-- Extracted material follows --

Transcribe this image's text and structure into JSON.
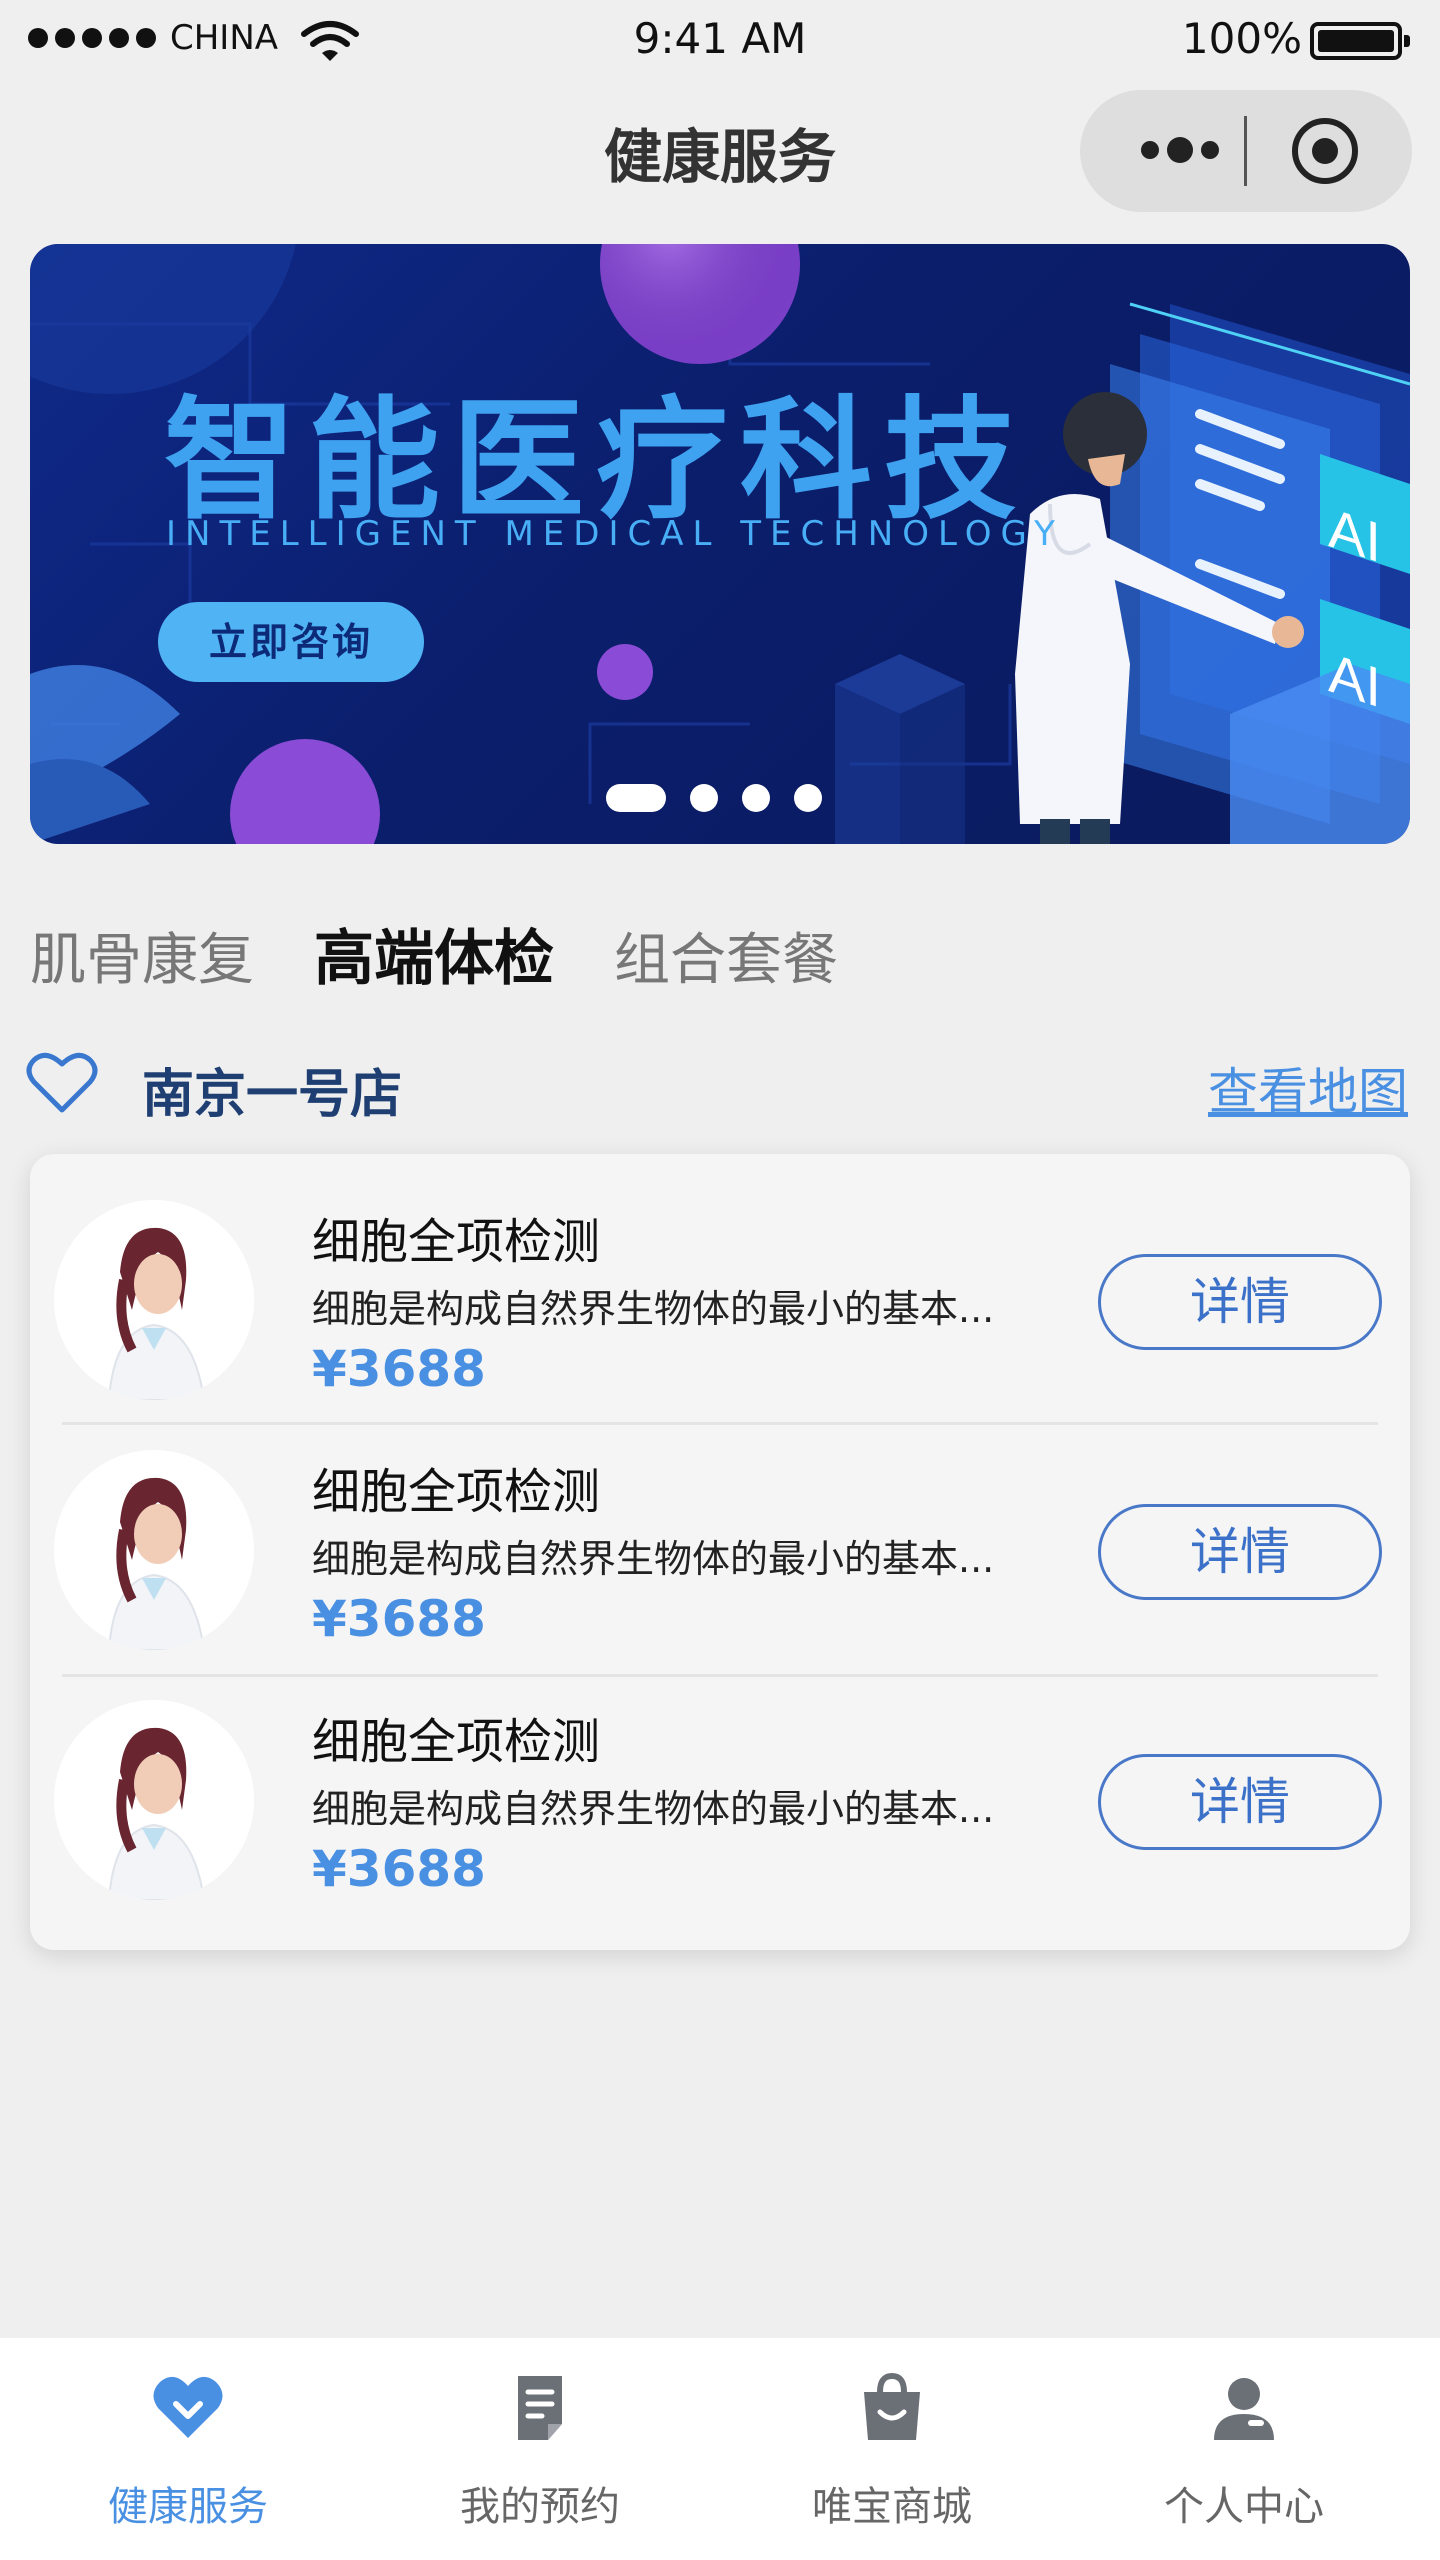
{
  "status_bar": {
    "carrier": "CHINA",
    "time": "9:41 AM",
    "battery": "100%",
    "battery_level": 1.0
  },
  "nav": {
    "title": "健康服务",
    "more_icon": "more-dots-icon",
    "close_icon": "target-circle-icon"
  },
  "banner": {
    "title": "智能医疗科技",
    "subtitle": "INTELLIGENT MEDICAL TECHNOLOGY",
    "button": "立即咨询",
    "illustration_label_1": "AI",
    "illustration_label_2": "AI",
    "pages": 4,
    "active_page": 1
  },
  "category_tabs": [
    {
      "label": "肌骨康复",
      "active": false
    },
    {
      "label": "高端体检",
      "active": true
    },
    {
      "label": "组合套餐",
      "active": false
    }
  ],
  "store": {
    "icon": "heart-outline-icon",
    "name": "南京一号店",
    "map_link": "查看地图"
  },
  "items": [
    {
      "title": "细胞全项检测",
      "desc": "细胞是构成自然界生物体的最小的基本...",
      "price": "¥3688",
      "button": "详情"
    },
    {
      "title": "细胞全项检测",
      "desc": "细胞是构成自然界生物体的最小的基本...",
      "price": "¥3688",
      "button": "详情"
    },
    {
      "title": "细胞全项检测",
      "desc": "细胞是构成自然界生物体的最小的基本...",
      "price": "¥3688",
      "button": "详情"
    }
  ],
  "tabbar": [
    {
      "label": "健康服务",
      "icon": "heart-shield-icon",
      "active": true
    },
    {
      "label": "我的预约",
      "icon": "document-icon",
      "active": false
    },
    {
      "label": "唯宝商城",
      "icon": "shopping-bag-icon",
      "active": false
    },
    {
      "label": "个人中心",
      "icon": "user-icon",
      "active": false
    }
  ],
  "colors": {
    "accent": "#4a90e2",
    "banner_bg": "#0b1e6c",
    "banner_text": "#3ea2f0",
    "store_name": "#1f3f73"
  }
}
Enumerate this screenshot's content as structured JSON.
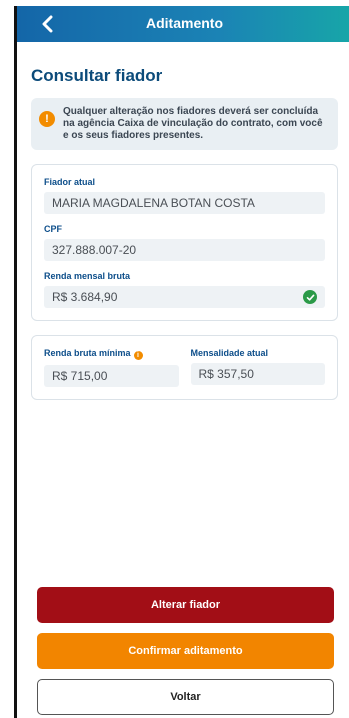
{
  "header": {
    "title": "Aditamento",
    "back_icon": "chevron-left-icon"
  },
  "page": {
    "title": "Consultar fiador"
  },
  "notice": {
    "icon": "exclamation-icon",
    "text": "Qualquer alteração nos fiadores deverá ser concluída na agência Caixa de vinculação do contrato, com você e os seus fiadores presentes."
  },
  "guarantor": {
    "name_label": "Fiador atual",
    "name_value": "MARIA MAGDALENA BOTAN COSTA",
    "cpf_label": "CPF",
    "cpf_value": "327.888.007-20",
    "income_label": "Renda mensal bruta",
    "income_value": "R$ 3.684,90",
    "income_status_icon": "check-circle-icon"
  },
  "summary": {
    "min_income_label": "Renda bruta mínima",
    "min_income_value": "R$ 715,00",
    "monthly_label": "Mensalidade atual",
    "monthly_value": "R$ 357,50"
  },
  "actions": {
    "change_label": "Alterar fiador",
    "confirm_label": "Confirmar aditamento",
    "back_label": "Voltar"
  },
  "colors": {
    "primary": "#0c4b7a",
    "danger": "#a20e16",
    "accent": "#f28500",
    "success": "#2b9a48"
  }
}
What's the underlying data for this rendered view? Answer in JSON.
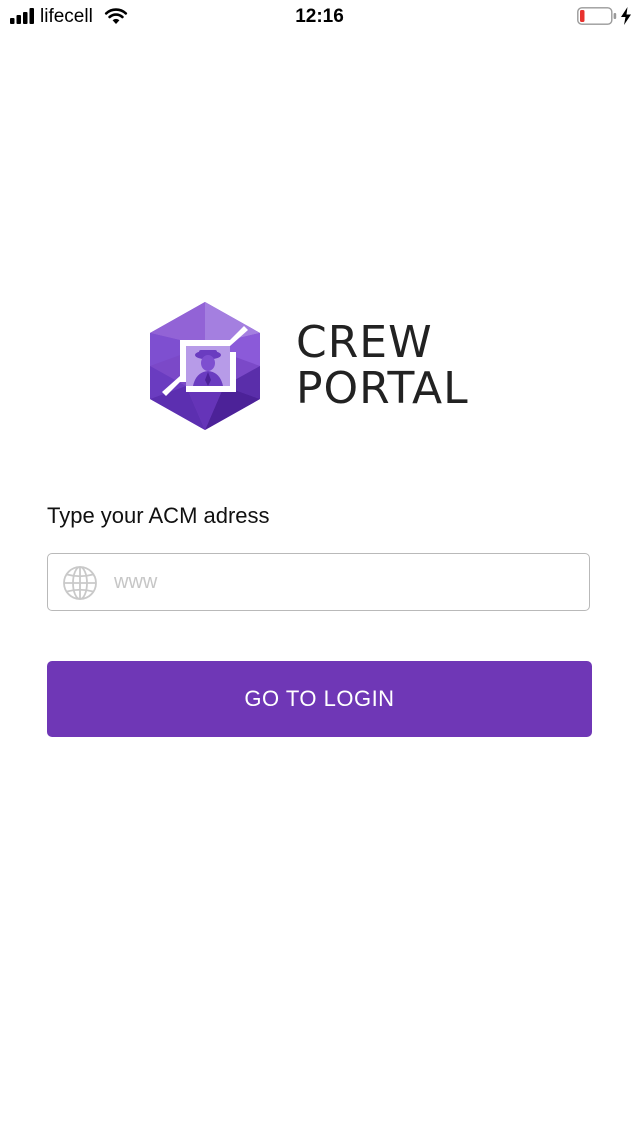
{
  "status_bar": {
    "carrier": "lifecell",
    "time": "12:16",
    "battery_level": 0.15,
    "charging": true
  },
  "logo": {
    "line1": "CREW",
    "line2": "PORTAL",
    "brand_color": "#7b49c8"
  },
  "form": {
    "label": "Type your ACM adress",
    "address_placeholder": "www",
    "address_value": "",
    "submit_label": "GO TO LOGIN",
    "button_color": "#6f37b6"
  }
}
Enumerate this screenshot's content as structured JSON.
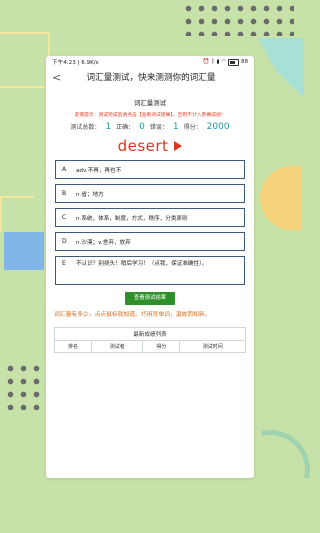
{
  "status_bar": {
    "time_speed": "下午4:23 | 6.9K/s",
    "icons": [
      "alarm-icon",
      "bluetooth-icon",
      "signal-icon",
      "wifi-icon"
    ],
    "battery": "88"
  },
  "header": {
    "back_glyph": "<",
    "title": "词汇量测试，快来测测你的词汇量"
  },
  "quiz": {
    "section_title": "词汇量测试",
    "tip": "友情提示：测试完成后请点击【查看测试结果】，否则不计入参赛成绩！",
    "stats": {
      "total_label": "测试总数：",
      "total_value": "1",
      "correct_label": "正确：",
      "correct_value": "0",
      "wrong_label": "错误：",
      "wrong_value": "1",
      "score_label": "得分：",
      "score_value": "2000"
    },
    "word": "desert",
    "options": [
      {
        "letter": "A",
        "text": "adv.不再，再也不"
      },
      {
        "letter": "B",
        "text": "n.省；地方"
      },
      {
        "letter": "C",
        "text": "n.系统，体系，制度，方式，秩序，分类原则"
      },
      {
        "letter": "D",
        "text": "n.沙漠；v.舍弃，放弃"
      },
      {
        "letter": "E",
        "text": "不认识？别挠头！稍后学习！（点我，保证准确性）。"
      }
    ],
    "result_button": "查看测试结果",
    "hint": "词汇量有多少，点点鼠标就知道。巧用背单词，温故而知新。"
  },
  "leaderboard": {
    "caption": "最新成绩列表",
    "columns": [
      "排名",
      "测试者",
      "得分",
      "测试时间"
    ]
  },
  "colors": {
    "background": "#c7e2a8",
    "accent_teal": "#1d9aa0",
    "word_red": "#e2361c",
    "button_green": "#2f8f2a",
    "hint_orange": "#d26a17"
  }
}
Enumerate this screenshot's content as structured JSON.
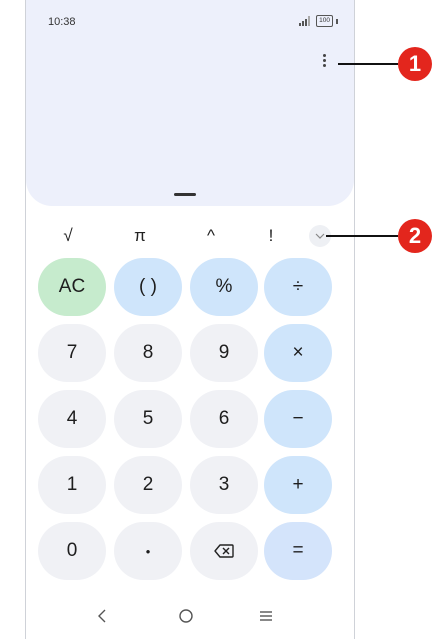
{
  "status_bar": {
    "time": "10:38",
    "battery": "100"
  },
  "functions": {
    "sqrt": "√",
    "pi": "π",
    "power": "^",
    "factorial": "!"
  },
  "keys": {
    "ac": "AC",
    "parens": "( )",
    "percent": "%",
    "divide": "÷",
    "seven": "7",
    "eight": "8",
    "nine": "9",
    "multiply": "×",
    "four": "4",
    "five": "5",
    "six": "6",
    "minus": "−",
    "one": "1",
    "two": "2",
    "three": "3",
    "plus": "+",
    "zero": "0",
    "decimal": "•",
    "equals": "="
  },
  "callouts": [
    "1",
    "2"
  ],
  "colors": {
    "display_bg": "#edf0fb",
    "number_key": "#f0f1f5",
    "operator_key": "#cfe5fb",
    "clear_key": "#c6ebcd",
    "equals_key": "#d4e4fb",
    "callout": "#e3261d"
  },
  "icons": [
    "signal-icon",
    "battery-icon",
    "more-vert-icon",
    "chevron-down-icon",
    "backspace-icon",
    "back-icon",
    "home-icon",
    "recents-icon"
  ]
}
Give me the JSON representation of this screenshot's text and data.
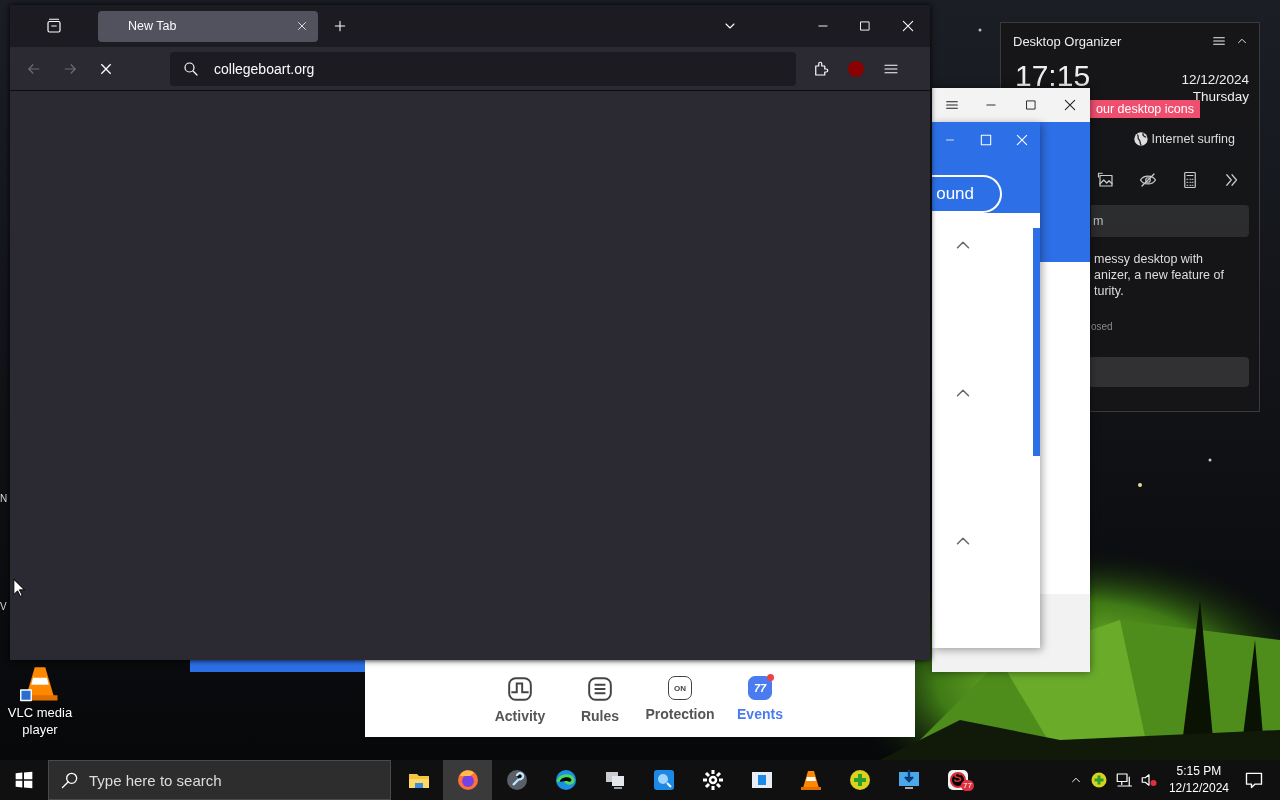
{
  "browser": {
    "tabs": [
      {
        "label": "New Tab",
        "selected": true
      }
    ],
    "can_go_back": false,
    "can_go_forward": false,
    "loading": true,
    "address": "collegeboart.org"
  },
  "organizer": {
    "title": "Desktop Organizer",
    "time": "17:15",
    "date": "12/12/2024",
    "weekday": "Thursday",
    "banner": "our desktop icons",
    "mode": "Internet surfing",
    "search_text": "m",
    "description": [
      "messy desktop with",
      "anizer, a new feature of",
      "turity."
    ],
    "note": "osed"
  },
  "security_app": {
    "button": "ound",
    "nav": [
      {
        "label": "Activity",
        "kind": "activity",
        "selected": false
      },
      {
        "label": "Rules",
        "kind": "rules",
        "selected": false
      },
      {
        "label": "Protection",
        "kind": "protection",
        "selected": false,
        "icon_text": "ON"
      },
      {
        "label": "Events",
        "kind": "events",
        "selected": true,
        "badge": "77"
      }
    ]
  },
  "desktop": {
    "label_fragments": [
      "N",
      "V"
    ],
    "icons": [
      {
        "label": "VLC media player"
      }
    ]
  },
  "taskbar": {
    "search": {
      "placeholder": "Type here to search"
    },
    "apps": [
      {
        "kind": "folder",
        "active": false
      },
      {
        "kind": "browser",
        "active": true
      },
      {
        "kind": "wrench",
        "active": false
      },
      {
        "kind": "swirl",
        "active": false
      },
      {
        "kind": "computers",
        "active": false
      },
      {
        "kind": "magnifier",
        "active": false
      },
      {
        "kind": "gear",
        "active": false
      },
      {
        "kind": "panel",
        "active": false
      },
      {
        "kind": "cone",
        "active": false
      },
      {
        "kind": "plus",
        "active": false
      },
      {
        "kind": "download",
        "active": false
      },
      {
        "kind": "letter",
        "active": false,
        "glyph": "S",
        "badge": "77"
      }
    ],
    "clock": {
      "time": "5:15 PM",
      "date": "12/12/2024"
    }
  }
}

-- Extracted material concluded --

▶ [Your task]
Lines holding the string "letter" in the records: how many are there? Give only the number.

▶ [Your response]
6